AsciiDoc Attributes in Antora
Like the AsciiDoc processor, Antora uses AsciiDoc document attributes (herein attributes) to circulate information in and out of pages. These attributes are used to toggle or configure processing settings, control behavior and styles of the output, pass metadata from the source to the UI templates, and pass down information about the page to the content, among a variety of other uses.
In general, there are two kinds of attributes: built-in and custom. Attributes can also be divided into those that are page attributes and those that are not. This page introduces these attribute categories and refers you to additional pages to learn about how they’re defined and used.
Built-in attributes are AsciiDoc document attributes that either pass information to the page or provide a way for the author to toggle or configure behavior.
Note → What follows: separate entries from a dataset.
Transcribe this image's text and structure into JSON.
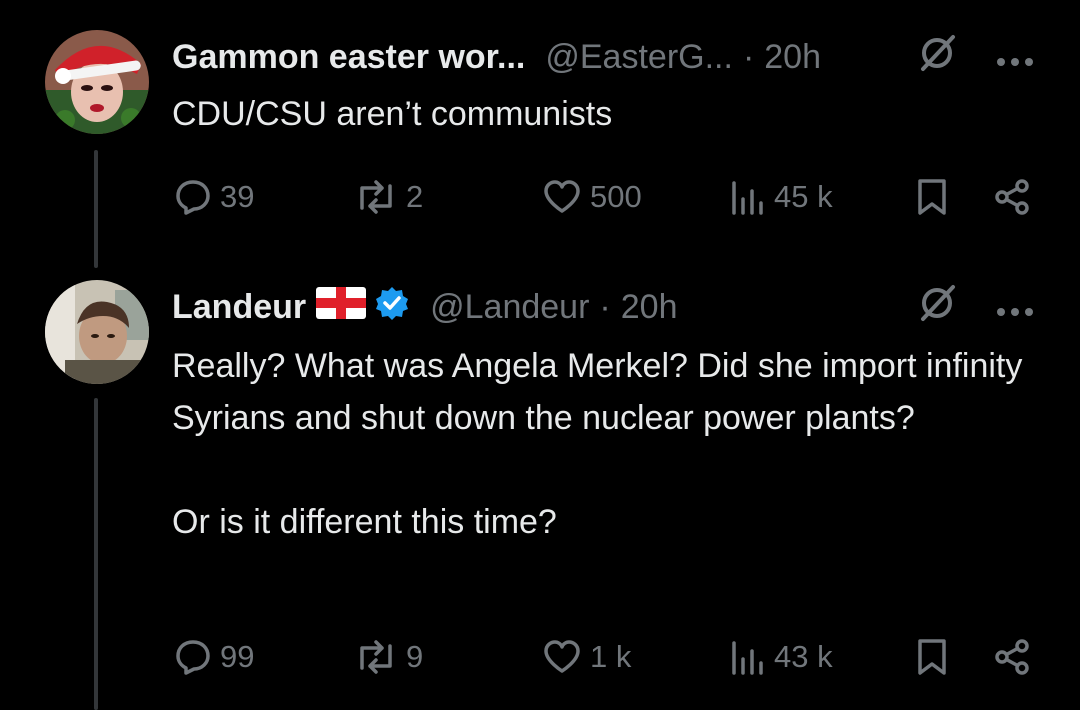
{
  "colors": {
    "background": "#000000",
    "primary_text": "#e7e9ea",
    "secondary_text": "#71767b",
    "verified_blue": "#1d9bf0",
    "thread_line": "#333639"
  },
  "tweets": [
    {
      "display_name": "Gammon easter wor...",
      "handle": "@EasterG...",
      "separator": "·",
      "time": "20h",
      "avatar_icon": "santa-hat-avatar",
      "text": "CDU/CSU aren’t communists",
      "counts": {
        "replies": "39",
        "reposts": "2",
        "likes": "500",
        "views": "45 k"
      }
    },
    {
      "display_name": "Landeur",
      "flag_icon": "england-flag-icon",
      "verified_icon": "verified-badge-icon",
      "handle": "@Landeur",
      "separator": "·",
      "time": "20h",
      "avatar_icon": "person-avatar",
      "text": "Really? What was Angela Merkel? Did she import infinity Syrians and shut down the nuclear power plants?\n\nOr is it different this time?",
      "counts": {
        "replies": "99",
        "reposts": "9",
        "likes": "1 k",
        "views": "43 k"
      }
    }
  ]
}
Some built-in attributes are read-only, while others are meant to be modified.
Built-in attributes have reserved names and serve a special, predefined purpose.
For example, the
idseparator attribute is used to control the word separator for auto-generated section IDs.
Although the purpose of a built-in attribute is restricted, like all AsciiDoc attributes, its value can be displayed on the page using an attribute reference (e.g.,
Many modifiable built-in attributes have a restricted set of acceptable values.
Each value represents either a predefined behavior or a boundary condition.
For example, the
xrefstyle attribute controls the style of the linked text of internal xrefs using the predefined values basic, short, or full.
max-include-depth attribute specifies how deep includes can be nested.
The AsciiDoc processor defines numerous built-in attributes.
Antora introduces additional built-in attributes that are specific to the Antora environment.
The purpose of these attributes is to configure the AsciiDoc processor to work with Antora.
In most cases, these attributes are prefixed with
page-, which makes them intrinsic page attributes.
Custom attributes are AsciiDoc document attributes defined by the author. You may be familiar with using custom attributes in AsciiDoc to store reusable content, such as a URL or product name. The value of a custom attribute can then be used within the page (or across pages, depending on where it’s defined) using an attribute reference. Custom attributes work the same way in Antora.
Where things get interesting is when the name of the attribute starts with
With this special designation, the attribute becomes a page attribute.
To the AsciiDoc document, page attributes are just like any other AsciiDoc attribute.
For example, you can refer to the component for the current page using built-in page attribute
Or you can define your own page attribute named
page-edition and refer to it in the page using
In this context, the
page- prefix is not significant.
Where this special designation comes into play is when the UI template is applied to the page’s contents.
Page attributes get promoted to the page’s UI model so they can be accessed using the expression
page.attributes.<name> within a UI template (e.g., layouts/default.hbs).
In effect, a page attribute allows the author to pass metadata defined using attributes either in the page’s header or in a configuration file (e.g., the Antora playbook), thus allowing that information to be used outside of the AsciiDoc document.
It’s even possible to access page attributes from pages other than the current page in the UI template.
Attributes that are not prefixed with
page- are not accessible in this way (though it’s still possible to access all attributes using a UI helper).
While page attributes are primarily custom attributes, Antora defines a handful of built-in page attributes to control Antora-specific features or get information about the current page. See Page Attributes to learn more about page attributes, and how to define and use them.